### Problem statement
All records, exactly as written, minus the pictures: copy them out.

---*---

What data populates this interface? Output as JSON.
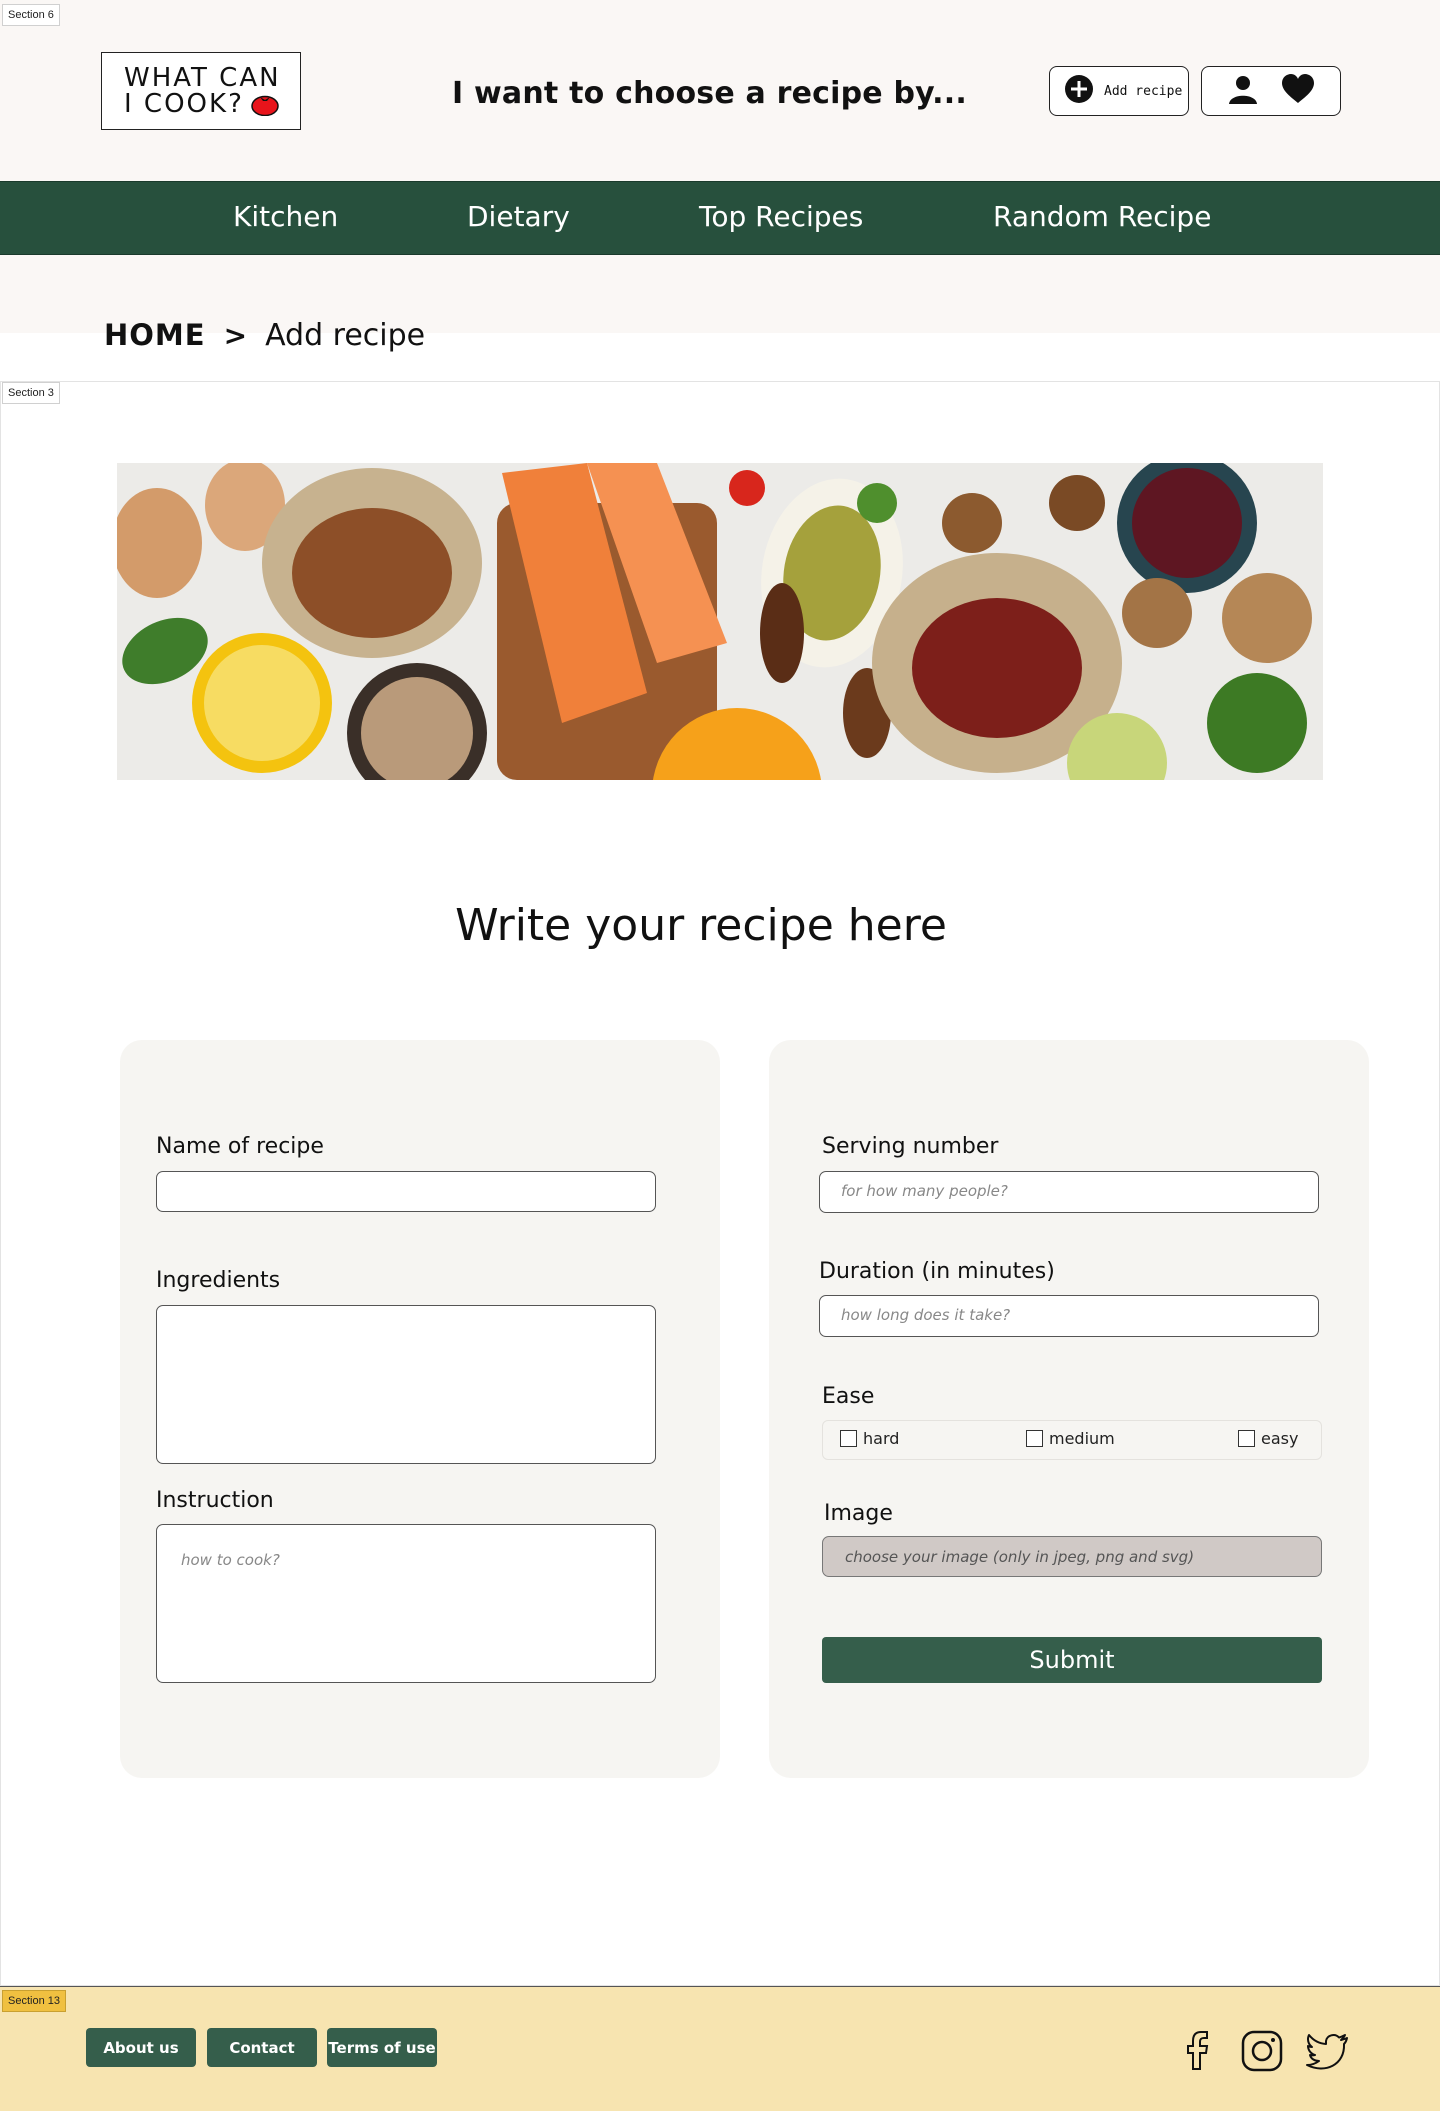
{
  "sections": {
    "header": "Section 6",
    "main": "Section 3",
    "footer": "Section 13"
  },
  "header": {
    "logo_line1": "WHAT CAN",
    "logo_line2": "I COOK?",
    "tagline": "I want to choose a recipe by...",
    "add_recipe_label": "Add recipe",
    "icons": [
      "plus-circle-icon",
      "user-icon",
      "heart-icon"
    ]
  },
  "nav": {
    "items": [
      "Kitchen",
      "Dietary",
      "Top Recipes",
      "Random Recipe"
    ]
  },
  "breadcrumb": {
    "home": "HOME",
    "separator": ">",
    "current": "Add recipe"
  },
  "form": {
    "title": "Write your recipe here",
    "name_label": "Name of recipe",
    "name_value": "",
    "ingredients_label": "Ingredients",
    "instruction_label": "Instruction",
    "instruction_placeholder": "how to cook?",
    "serving_label": "Serving number",
    "serving_placeholder": "for how many people?",
    "duration_label": "Duration (in minutes)",
    "duration_placeholder": "how long does it take?",
    "ease_label": "Ease",
    "ease_options": [
      "hard",
      "medium",
      "easy"
    ],
    "image_label": "Image",
    "image_placeholder": "choose your image (only in jpeg, png and svg)",
    "submit_label": "Submit"
  },
  "footer": {
    "links": [
      "About us",
      "Contact",
      "Terms of use"
    ],
    "social": [
      "facebook-icon",
      "instagram-icon",
      "twitter-icon"
    ]
  },
  "colors": {
    "brand_green": "#27503d",
    "button_green": "#355e4b",
    "footer_bg": "#f7e4b0",
    "panel_bg": "#f6f5f2",
    "tomato": "#e8141b"
  }
}
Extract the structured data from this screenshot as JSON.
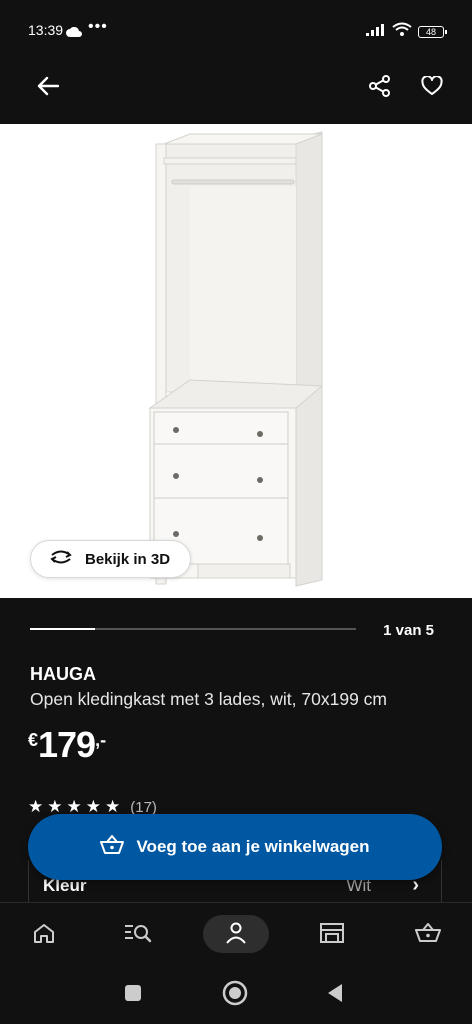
{
  "status": {
    "time": "13:39",
    "dots": "•••",
    "battery": "48"
  },
  "product": {
    "name": "HAUGA",
    "description": "Open kledingkast met 3 lades, wit, 70x199 cm",
    "price_currency": "€",
    "price_main": "179",
    "price_decimal": ",-",
    "rating_stars": 5,
    "review_count": "(17)"
  },
  "gallery": {
    "view3d_label": "Bekijk in 3D",
    "page_indicator": "1 van 5",
    "progress": 0.2
  },
  "attributes": {
    "color_label": "Kleur",
    "color_value": "Wit"
  },
  "cta": {
    "add_to_cart": "Voeg toe aan je winkelwagen"
  },
  "colors": {
    "accent": "#0058a3",
    "background": "#111111"
  },
  "nav": {
    "items": [
      {
        "icon": "home-icon"
      },
      {
        "icon": "search-icon"
      },
      {
        "icon": "profile-icon"
      },
      {
        "icon": "store-icon"
      },
      {
        "icon": "cart-icon"
      }
    ]
  }
}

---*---

### Answer space
What data populates this interface? Output as JSON.
{
  "sections": {
    "header": "Section 6",
    "main": "Section 3",
    "footer": "Section 13"
  },
  "header": {
    "logo_line1": "WHAT CAN",
    "logo_line2": "I COOK?",
    "tagline": "I want to choose a recipe by...",
    "add_recipe_label": "Add recipe",
    "icons": [
      "plus-circle-icon",
      "user-icon",
      "heart-icon"
    ]
  },
  "nav": {
    "items": [
      "Kitchen",
      "Dietary",
      "Top Recipes",
      "Random Recipe"
    ]
  },
  "breadcrumb": {
    "home": "HOME",
    "separator": ">",
    "current": "Add recipe"
  },
  "form": {
    "title": "Write your recipe here",
    "name_label": "Name of recipe",
    "name_value": "",
    "ingredients_label": "Ingredients",
    "instruction_label": "Instruction",
    "instruction_placeholder": "how to cook?",
    "serving_label": "Serving number",
    "serving_placeholder": "for how many people?",
    "duration_label": "Duration (in minutes)",
    "duration_placeholder": "how long does it take?",
    "ease_label": "Ease",
    "ease_options": [
      "hard",
      "medium",
      "easy"
    ],
    "image_label": "Image",
    "image_placeholder": "choose your image (only in jpeg, png and svg)",
    "submit_label": "Submit"
  },
  "footer": {
    "links": [
      "About us",
      "Contact",
      "Terms of use"
    ],
    "social": [
      "facebook-icon",
      "instagram-icon",
      "twitter-icon"
    ]
  },
  "colors": {
    "brand_green": "#27503d",
    "button_green": "#355e4b",
    "footer_bg": "#f7e4b0",
    "panel_bg": "#f6f5f2",
    "tomato": "#e8141b"
  }
}
Extract the structured data from this screenshot as JSON.
{
  "status": {
    "time": "13:39",
    "dots": "•••",
    "battery": "48"
  },
  "product": {
    "name": "HAUGA",
    "description": "Open kledingkast met 3 lades, wit, 70x199 cm",
    "price_currency": "€",
    "price_main": "179",
    "price_decimal": ",-",
    "rating_stars": 5,
    "review_count": "(17)"
  },
  "gallery": {
    "view3d_label": "Bekijk in 3D",
    "page_indicator": "1 van 5",
    "progress": 0.2
  },
  "attributes": {
    "color_label": "Kleur",
    "color_value": "Wit"
  },
  "cta": {
    "add_to_cart": "Voeg toe aan je winkelwagen"
  },
  "colors": {
    "accent": "#0058a3",
    "background": "#111111"
  },
  "nav": {
    "items": [
      {
        "icon": "home-icon"
      },
      {
        "icon": "search-icon"
      },
      {
        "icon": "profile-icon"
      },
      {
        "icon": "store-icon"
      },
      {
        "icon": "cart-icon"
      }
    ]
  }
}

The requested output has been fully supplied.